YOUR ASSIGNMENT: State how many lines in the material hold the string "Добавить"; nothing besides that number is expected.
╭─ MATERIAL SUPPLIED
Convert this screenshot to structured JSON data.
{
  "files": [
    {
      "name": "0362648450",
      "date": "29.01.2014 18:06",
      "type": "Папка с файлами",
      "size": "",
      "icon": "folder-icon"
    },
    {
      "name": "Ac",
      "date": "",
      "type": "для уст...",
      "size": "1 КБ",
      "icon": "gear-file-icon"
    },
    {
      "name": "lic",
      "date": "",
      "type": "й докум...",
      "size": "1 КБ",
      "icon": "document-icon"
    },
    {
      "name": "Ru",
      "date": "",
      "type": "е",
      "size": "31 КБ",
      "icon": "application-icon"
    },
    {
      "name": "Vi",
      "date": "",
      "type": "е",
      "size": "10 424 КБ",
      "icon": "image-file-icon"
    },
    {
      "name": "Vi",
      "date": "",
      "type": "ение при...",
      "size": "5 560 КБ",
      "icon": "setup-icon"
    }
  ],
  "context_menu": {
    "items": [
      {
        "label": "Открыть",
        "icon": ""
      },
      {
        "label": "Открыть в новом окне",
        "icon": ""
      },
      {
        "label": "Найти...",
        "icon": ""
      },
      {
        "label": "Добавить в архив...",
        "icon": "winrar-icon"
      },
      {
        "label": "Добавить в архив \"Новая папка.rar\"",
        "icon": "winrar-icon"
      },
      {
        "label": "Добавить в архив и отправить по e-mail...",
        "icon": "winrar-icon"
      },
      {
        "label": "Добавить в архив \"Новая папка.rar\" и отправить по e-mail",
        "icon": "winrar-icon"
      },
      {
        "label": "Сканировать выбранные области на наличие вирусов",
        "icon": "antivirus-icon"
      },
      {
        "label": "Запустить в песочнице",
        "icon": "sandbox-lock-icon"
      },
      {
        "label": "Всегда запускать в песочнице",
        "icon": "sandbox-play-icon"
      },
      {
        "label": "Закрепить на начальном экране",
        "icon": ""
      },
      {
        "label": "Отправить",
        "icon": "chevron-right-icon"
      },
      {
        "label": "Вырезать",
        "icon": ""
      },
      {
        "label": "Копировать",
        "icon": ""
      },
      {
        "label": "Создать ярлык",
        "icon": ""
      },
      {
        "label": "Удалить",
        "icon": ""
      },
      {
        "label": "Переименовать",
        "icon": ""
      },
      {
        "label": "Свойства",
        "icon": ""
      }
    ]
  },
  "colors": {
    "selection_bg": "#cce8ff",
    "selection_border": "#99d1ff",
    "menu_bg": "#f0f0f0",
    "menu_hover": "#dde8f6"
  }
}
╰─
TASK OUTPUT: 4